GOAL OF THE EXERCISE:
Nothing but a number is expected: the count of lines in the data below that include "subtitle".

SUPPLIED DATA:
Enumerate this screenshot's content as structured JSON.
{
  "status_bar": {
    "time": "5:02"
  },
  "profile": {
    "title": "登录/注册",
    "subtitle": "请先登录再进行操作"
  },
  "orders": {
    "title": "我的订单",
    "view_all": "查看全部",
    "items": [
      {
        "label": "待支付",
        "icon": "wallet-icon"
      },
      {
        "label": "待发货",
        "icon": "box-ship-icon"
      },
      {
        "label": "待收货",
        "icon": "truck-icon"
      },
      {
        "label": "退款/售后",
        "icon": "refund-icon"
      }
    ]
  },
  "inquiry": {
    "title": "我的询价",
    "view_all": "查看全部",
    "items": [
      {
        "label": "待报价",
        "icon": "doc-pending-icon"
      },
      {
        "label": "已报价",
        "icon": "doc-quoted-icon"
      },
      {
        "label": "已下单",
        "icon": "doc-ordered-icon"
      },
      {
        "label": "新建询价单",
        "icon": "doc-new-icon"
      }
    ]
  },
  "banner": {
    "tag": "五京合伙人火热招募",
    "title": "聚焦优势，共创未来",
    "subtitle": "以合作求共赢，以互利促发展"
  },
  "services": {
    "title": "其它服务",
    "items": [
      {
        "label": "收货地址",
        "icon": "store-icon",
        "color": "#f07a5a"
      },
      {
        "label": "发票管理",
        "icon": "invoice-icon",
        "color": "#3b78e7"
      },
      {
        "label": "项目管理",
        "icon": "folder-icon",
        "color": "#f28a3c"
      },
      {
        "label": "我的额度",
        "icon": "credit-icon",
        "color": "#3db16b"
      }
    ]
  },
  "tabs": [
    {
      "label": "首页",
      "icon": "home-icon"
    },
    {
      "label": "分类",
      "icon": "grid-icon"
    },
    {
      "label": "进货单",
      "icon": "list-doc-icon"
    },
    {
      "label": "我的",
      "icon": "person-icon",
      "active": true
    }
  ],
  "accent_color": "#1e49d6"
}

TASK SOLUTION:
2